◆ **ACTIVITY**: Collect all lines containing the word "true" from the data.

Collection entries:
☆ ☆ ☆ ☆ ☆ ☆ ☆

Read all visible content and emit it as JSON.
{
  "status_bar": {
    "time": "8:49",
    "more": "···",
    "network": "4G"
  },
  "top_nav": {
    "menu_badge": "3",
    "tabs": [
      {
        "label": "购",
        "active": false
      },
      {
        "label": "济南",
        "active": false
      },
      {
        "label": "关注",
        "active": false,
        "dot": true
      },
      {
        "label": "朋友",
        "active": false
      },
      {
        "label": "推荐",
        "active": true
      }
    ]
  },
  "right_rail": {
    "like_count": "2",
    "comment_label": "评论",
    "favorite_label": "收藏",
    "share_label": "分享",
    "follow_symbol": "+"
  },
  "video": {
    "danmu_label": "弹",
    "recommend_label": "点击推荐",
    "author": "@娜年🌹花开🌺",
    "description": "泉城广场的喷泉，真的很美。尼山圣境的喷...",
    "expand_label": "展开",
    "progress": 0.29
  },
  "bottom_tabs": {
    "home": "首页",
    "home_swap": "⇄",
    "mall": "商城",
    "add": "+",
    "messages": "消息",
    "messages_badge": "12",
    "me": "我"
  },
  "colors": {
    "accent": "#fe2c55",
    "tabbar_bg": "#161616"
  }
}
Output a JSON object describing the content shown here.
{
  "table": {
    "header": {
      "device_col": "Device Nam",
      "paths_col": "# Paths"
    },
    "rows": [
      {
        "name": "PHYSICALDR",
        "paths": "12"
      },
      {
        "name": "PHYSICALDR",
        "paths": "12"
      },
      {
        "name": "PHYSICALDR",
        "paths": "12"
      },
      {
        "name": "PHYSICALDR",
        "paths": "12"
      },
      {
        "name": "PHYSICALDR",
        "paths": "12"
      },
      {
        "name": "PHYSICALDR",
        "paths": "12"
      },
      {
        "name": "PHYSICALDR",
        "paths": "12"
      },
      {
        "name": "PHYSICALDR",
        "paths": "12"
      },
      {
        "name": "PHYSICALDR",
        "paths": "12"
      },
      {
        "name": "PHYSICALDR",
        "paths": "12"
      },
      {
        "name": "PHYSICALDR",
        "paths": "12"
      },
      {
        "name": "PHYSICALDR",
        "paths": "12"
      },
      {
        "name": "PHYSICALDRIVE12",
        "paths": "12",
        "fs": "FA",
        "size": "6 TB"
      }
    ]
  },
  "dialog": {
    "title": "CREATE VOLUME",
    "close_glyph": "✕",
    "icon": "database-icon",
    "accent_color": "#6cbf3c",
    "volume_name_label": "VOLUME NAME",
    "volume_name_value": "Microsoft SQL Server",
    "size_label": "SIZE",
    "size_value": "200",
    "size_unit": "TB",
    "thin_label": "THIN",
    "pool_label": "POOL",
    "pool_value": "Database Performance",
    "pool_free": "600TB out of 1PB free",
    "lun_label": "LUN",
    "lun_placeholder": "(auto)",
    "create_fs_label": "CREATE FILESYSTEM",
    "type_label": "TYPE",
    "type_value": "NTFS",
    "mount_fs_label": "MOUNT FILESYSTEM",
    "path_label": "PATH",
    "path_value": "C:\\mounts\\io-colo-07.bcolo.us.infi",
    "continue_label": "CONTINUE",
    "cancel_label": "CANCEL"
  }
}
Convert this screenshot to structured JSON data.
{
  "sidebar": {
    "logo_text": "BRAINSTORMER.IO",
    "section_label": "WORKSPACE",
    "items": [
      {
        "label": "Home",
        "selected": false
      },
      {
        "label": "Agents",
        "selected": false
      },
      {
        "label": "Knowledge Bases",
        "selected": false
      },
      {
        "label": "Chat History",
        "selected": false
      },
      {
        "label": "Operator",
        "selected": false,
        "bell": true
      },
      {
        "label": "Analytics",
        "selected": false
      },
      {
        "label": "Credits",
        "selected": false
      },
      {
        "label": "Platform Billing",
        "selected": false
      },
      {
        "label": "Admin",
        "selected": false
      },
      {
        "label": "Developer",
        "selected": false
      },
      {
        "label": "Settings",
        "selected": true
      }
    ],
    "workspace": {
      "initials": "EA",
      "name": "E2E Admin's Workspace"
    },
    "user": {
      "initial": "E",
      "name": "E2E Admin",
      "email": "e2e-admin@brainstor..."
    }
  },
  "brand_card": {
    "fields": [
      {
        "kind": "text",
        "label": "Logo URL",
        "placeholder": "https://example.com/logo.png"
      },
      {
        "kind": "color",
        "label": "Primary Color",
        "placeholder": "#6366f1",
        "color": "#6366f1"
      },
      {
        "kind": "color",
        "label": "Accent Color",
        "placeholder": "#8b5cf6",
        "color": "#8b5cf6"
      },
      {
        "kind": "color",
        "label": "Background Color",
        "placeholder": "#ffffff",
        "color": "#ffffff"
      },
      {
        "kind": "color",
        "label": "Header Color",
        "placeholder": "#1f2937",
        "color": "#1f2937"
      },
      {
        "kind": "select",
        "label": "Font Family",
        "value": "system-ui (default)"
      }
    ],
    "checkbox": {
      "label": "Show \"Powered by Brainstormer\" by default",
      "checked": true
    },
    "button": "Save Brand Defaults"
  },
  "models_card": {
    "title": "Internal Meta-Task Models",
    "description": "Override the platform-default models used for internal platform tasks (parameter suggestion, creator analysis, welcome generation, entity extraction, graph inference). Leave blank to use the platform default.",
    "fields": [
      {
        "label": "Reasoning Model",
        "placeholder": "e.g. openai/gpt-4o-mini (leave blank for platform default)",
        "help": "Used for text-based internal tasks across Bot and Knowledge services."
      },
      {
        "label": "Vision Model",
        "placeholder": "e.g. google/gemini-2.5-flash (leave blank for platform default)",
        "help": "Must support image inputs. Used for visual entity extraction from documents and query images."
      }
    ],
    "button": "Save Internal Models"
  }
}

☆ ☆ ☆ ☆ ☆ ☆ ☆

◆ **WRITTEN ANSWER**:
        "dot": true
        "active": true
        "bell": true
        "selected": true
      "checked": true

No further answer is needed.